Thanks to their sleuthing the proposed $100 million plus rate hike was slashed by two thirds and customers of PG&E in SSJID territory and throughout Northern California saved significant money.
The SSJID effort also provided an early clue that not only could PG&E not be trusted but safety clearly took backseat to profits. That’s because they found verbiage in the proposed rate hike filing to justify part of the envisioned charges that were to replace thousands of failing power poles. They were the same power poles PG&E said it would replace when they were granted a previous rate increase.
Gee, perhaps PG&E executives found a way to turn the previous portion of a rate hike authorized expressly for safety purposes into more profit.
PG&E back at the dawn of the century told the CPUC of the 2.3 million power poles they owned at the time, they needed funds from ratepayers to replace 46,000 a year. Mind you this was an observation made by PG&E’s own experts based on power poles needing to be replaced every 50 years.
Rates approved by the CPUC at the time provided ample money to replace 45,000 power poles a year. A number of years later PG&E’s own experts testified before the CPUC that the for-profit utility replaced just 15,000 poles a year in 2002 and 2003. Then in 2004 they cut the number of aging poles they actually replaced to only 3,300 poles. Where did the money go? This is the same time PG&E was in Chapter 11 proceedings — the step prior to bankruptcy — after the brass drove the utility into the ground under deregulation.
The settlement in bankruptcy court ended up costing PG&E customers on average more than $1,300 over a decade paying for electricity at above market rates. PG&E customers, besides enjoying outlandishly high rates compared to other utilities got to enjoy rolling blackouts. The CEO and top brass who drove PG&E to the brink of bankruptcy got $12 million in bonuses for not abandoning their personal gravy train.
And none of this includes PG&E’s 2010 handiwork that leveled a San Bruno neighborhood killing eight people and injuring 58. Now, nine years later, prosecutors are considering criminal charges against PG&E as it has come out the utility has once again reneged on legally binding promises they agreed to regarding safety practices stemming from a settlement over the San Bruno debacle.

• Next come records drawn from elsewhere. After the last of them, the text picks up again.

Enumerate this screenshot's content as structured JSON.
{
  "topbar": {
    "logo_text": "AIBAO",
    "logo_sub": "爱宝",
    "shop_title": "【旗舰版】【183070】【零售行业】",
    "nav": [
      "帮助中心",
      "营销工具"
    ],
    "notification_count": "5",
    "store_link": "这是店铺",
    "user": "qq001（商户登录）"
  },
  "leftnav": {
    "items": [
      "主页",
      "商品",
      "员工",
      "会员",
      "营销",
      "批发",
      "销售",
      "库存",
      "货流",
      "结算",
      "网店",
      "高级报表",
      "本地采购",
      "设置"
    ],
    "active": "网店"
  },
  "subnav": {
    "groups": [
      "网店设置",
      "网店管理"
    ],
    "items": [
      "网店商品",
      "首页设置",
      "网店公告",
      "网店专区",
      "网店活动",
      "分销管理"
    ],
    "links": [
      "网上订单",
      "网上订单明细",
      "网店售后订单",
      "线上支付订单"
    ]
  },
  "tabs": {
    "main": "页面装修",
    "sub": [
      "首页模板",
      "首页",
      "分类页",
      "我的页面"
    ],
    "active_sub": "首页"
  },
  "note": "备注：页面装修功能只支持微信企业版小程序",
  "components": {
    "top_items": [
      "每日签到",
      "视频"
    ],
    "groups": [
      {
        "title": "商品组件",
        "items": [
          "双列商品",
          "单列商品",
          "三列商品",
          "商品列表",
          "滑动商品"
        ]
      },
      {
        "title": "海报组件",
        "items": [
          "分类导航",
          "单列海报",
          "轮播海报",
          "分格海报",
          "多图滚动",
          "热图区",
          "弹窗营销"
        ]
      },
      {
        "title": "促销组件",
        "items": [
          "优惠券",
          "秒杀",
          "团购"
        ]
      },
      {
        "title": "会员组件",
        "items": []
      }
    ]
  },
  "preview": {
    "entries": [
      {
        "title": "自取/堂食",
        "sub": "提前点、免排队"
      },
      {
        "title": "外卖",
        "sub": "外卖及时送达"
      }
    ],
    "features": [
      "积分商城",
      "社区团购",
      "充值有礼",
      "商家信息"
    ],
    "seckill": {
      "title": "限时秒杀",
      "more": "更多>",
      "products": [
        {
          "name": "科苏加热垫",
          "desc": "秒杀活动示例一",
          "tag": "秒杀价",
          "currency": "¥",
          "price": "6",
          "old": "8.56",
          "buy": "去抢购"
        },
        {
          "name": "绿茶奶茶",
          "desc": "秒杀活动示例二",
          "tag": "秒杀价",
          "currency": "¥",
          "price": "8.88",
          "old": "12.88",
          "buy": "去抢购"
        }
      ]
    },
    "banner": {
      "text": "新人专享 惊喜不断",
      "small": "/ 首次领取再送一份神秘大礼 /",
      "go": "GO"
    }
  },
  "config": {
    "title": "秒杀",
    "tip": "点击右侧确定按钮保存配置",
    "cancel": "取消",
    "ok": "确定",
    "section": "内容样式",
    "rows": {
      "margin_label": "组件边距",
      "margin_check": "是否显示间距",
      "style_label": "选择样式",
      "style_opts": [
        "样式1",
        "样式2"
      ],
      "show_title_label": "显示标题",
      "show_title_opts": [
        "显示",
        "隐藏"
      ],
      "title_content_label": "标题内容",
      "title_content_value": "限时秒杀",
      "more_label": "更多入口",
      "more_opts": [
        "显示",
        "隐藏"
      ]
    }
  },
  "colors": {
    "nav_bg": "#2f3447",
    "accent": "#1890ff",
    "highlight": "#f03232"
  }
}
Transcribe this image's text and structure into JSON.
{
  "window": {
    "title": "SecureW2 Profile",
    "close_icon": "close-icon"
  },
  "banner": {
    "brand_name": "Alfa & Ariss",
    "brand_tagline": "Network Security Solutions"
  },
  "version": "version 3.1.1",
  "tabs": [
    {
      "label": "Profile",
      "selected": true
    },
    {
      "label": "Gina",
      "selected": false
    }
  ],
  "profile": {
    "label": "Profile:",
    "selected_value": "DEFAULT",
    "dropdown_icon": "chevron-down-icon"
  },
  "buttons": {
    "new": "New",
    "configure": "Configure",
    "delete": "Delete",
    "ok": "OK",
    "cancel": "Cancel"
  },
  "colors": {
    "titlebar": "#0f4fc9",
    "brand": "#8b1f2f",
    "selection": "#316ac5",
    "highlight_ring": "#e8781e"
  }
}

How much more does PG&E have to do before the California Legislature steps in? Maybe if the next fire connected with faulty PG&E equipment compounded by its cavalier corporate attitude toward public safety destroys the neighborhoods of wealthy political donors and perhaps kills a few “moneyed” people, they might step in and bust up PG&E.